▸ EXERCISE OBJECTIVE: Go through the entries below and count the lines where the word "bugposting" appears; give only the count.

------ DATA EXTRACT ------

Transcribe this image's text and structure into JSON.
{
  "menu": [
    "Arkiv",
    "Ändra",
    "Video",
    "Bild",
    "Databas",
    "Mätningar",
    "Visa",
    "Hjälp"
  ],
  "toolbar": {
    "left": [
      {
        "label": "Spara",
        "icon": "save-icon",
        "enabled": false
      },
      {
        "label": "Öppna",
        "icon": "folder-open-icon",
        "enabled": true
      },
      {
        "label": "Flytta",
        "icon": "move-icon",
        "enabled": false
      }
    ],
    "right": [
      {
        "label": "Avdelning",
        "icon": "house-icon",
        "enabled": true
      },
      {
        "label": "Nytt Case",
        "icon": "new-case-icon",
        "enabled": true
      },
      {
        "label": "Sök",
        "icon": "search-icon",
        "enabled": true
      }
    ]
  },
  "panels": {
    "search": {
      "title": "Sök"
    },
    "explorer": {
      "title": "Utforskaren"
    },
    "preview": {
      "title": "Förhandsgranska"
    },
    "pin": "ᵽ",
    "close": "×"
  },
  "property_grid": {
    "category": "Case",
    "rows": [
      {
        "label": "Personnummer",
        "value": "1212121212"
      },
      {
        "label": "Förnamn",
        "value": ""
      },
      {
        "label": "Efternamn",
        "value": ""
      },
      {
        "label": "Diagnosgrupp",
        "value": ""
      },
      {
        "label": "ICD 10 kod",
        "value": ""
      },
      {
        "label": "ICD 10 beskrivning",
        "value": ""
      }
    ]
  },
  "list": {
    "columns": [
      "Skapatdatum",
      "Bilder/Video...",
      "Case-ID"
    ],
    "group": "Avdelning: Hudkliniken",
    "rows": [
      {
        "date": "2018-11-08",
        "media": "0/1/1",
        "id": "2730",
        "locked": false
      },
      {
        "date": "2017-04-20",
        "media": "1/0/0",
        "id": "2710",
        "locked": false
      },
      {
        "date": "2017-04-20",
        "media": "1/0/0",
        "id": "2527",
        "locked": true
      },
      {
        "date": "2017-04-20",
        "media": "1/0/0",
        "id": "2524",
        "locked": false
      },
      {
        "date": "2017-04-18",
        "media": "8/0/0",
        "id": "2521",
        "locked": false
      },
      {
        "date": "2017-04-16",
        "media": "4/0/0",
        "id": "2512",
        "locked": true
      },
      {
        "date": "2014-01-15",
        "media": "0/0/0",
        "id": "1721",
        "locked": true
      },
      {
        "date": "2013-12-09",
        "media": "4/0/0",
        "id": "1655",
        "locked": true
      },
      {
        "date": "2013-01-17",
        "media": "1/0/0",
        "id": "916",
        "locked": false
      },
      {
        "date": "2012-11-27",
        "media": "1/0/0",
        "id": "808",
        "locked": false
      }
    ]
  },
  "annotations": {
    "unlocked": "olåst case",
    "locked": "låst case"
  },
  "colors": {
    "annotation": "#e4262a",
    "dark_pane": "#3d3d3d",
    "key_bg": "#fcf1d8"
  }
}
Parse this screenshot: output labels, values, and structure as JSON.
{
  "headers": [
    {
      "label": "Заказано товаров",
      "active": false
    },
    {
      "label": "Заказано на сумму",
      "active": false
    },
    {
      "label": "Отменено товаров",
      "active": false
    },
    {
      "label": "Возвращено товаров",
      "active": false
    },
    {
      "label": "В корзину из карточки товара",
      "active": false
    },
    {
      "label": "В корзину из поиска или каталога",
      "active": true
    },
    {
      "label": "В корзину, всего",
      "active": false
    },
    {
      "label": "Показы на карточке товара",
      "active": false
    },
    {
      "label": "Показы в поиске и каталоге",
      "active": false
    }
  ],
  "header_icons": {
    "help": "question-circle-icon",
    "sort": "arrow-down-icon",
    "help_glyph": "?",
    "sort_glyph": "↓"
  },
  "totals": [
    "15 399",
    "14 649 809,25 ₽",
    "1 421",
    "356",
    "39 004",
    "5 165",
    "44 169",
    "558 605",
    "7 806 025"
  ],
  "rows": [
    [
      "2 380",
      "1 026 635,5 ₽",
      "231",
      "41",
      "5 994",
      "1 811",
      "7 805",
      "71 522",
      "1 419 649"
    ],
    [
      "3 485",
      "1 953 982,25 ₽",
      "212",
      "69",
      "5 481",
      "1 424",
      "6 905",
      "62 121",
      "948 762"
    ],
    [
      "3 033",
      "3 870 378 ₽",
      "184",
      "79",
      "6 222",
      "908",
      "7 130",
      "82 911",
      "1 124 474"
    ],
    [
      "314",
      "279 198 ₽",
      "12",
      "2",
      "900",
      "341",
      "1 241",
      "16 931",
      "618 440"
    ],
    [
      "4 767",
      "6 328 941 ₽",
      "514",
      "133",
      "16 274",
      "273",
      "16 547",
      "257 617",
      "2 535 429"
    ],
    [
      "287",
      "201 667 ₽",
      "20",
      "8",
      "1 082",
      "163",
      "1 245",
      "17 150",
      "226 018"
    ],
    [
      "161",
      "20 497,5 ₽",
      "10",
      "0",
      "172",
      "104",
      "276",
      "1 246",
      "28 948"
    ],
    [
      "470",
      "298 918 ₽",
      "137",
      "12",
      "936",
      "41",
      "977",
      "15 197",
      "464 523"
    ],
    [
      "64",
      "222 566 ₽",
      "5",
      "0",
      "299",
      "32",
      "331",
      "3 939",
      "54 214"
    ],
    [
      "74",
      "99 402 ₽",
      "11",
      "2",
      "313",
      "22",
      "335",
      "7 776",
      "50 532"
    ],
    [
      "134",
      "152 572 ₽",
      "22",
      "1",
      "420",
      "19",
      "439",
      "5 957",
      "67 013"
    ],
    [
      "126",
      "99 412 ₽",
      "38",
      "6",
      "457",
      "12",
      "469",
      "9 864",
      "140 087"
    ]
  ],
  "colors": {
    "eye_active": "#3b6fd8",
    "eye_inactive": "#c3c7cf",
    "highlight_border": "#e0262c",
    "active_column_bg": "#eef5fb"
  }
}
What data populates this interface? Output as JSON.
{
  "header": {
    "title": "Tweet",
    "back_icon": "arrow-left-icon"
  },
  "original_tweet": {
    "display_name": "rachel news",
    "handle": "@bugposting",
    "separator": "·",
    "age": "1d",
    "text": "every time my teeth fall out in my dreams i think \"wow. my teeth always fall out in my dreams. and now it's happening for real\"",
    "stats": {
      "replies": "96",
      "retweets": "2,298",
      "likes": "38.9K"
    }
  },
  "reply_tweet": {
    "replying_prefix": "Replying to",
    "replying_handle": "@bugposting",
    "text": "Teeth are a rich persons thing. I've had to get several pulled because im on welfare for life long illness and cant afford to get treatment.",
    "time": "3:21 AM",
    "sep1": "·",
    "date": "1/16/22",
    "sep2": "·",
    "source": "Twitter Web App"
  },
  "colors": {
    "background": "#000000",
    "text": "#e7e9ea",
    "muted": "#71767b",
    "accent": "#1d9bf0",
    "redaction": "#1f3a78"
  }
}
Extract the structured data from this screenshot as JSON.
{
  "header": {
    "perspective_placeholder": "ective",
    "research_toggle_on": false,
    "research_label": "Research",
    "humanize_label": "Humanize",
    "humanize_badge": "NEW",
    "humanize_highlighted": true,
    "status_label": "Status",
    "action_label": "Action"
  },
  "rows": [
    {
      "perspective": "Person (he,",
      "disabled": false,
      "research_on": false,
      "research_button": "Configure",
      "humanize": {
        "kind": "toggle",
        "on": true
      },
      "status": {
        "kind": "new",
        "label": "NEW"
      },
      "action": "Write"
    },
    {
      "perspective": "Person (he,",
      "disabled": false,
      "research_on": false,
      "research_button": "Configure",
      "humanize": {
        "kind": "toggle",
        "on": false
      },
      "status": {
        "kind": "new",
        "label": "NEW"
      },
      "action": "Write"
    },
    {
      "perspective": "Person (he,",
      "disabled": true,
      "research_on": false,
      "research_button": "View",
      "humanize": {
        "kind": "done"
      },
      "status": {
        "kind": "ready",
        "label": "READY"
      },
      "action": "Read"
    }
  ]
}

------

▸ ANSWER SECTION: 2